Progesterone is a hormone that is naturally present in females, but some women do not make sufficient amounts of it, resulting in a need for progesterone injections. These injections are considered helpful for infertile women and those in the first trimester of pregnancy, because low progesterone levels can make it difficult to achieve a healthy pregnancy. Increasing progesterone levels is also useful during late pregnancy to prevent preterm labor. Extra progesterone also is sometimes offered to women who have abnormal uterine bleeding, because shots of this hormone can stop the issue. Progesterone shots typically require intramuscular injection in the buttocks area, so many doctors advise patients to have help administering the shot if it is not given by a physician.
Women struggling with infertility often need progesterone injections during the luteal phase, just after they ovulate. The boost of progesterone can ensure that their uterine lining is thick enough to support implantation of an embryo. While progesterone levels are often boosted with an injection after in-vitro fertilization (IVF), they can also be increased with this method when an embryo is conceived naturally. As long as there is suspicion that a woman does not create enough progesterone to become pregnant without assistance, she may be given progesterone injections.

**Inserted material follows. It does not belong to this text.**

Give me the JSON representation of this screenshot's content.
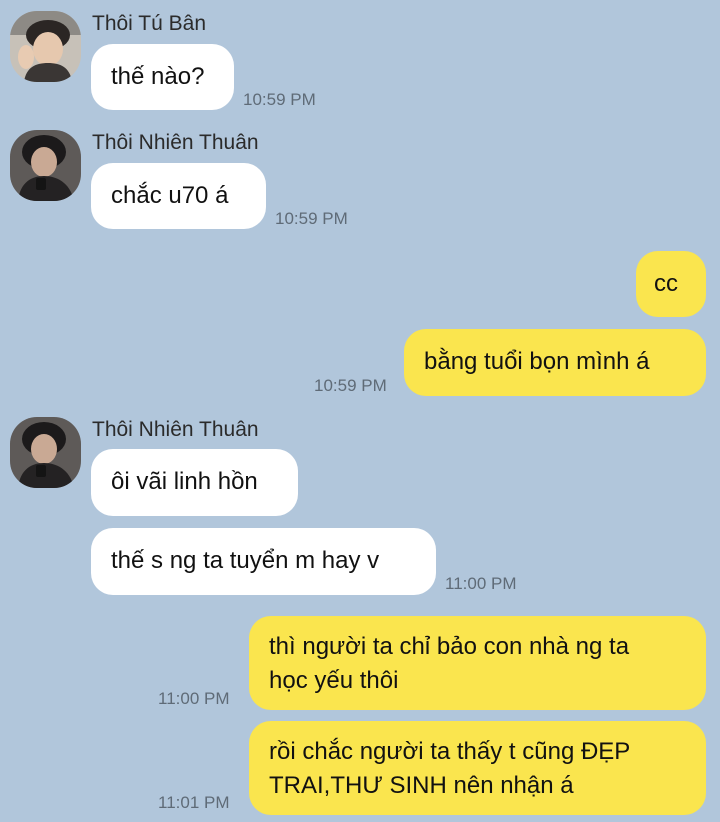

Sustaining the uterine lining long enough for an embryo to implant is also important during early pregnancy. Some women are unaware of their low progesterone levels until they become pregnant and start to notice signs of an impending miscarriage, such as vaginal bleeding. This may be a sign that the uterine lining is being shed, which will eventually flush out the embryo, so progesterone injections are often given in an attempt to keep the lining thick and in place. This type of shot is also often useful in late pregnancy, when it can stop preterm labor.

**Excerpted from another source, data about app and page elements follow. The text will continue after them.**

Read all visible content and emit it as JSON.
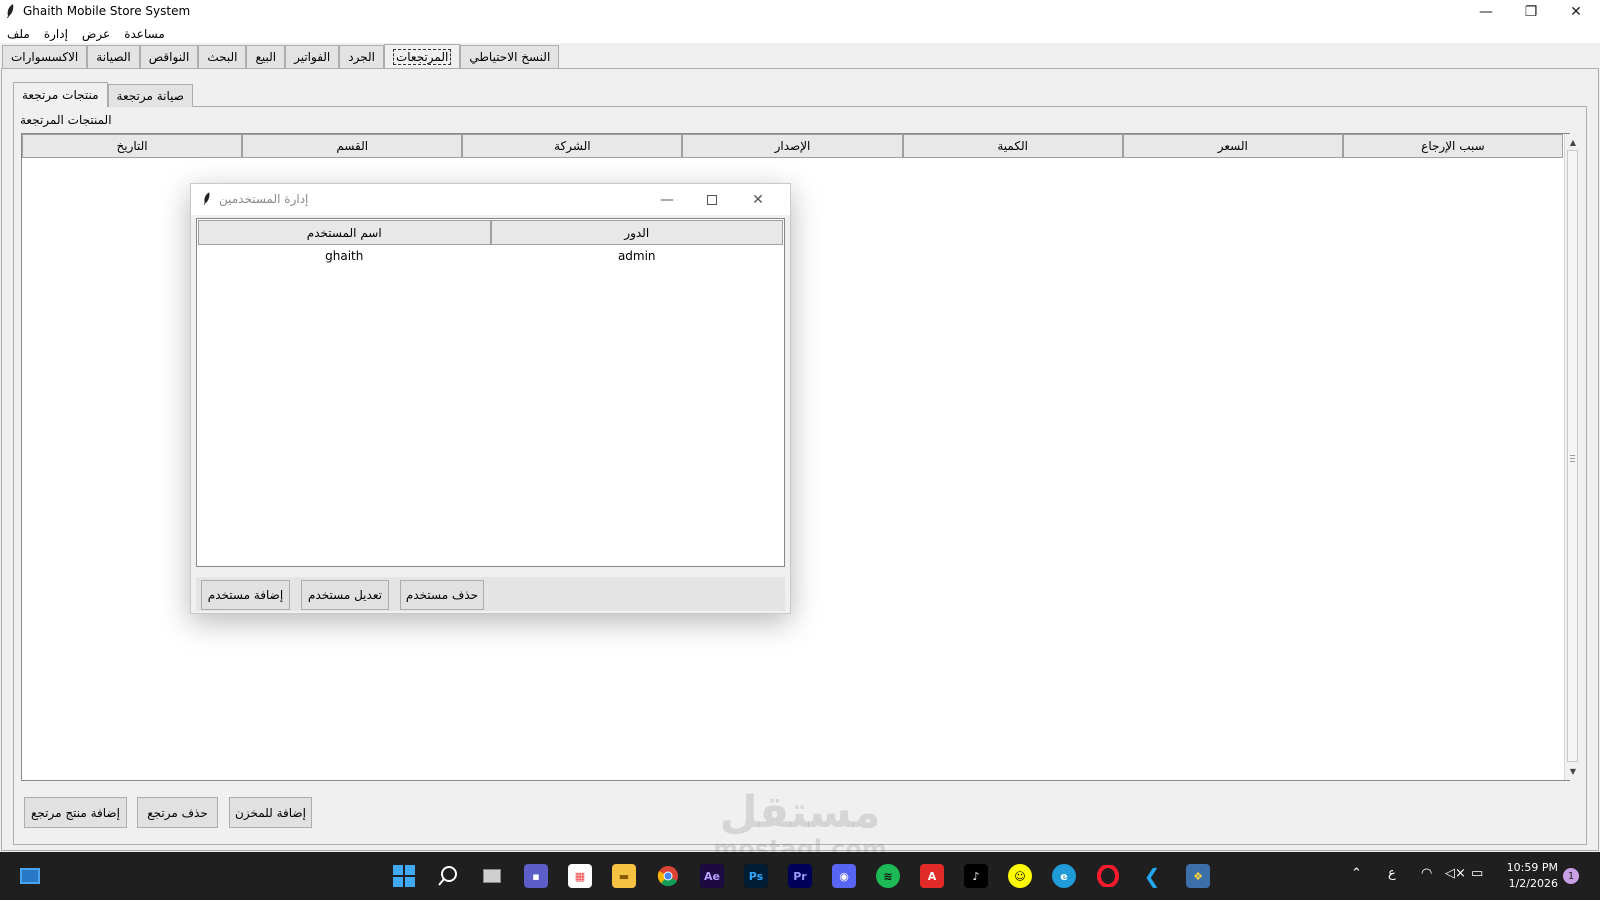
{
  "window": {
    "title": "Ghaith Mobile Store System",
    "controls": {
      "minimize": "—",
      "restore": "❐",
      "close": "✕"
    }
  },
  "menu": [
    "ملف",
    "إدارة",
    "عرض",
    "مساعدة"
  ],
  "main_tabs": [
    "الاكسسوارات",
    "الصيانة",
    "النواقص",
    "البحث",
    "البيع",
    "الفواتير",
    "الجرد",
    "المرتجعات",
    "النسخ الاحتياطي"
  ],
  "active_main_tab": "المرتجعات",
  "sub_tabs": [
    "منتجات مرتجعة",
    "صيانة مرتجعة"
  ],
  "group_label": "المنتجات المرتجعة",
  "table": {
    "columns": [
      "التاريخ",
      "القسم",
      "الشركة",
      "الإصدار",
      "الكمية",
      "السعر",
      "سبب الإرجاع"
    ]
  },
  "bottom_buttons": {
    "add_return": "إضافة منتج مرتجع",
    "delete_return": "حذف مرتجع",
    "add_to_stock": "إضافة للمخزن"
  },
  "dialog": {
    "title": "إدارة المستخدمين",
    "columns": [
      "اسم المستخدم",
      "الدور"
    ],
    "rows": [
      {
        "username": "ghaith",
        "role": "admin"
      }
    ],
    "buttons": {
      "add_user": "إضافة مستخدم",
      "edit_user": "تعديل مستخدم",
      "delete_user": "حذف مستخدم"
    }
  },
  "watermark": {
    "arabic": "مستقل",
    "latin": "mostaql.com"
  },
  "taskbar": {
    "clock_time": "10:59 PM",
    "clock_date": "1/2/2026",
    "language": "ع",
    "notification_count": "1",
    "apps": [
      "windows-start",
      "search",
      "task-view",
      "teams-chat",
      "microsoft-store",
      "file-explorer",
      "chrome",
      "after-effects",
      "photoshop",
      "premiere-pro",
      "discord",
      "spotify",
      "acrobat",
      "tiktok",
      "snapchat",
      "edge",
      "opera",
      "vscode",
      "python"
    ]
  },
  "colors": {
    "window_bg": "#f0f0f0",
    "taskbar_bg": "#1f1f1f",
    "table_bg": "#ffffff",
    "header_bg": "#e8e8e8"
  }
}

Additionally, progesterone injections may be offered to women who are not pregnant but are experiencing abnormal bleeding. For example, women suffering from amenorrhea, or the absence of a period, may need shots of progesterone to start menstruating again. Women with excessive vaginal bleeding may also benefit from progesterone injections, which can help straighten out a hormonal imbalance. It should be noted that even though progesterone is often prescribed to eliminate both abnormal bleeding and amenorrhea, it can also cause these issues in patients who previously did not experience them. Other side effects of progesterone shots include breast tenderness, weight changes and nausea.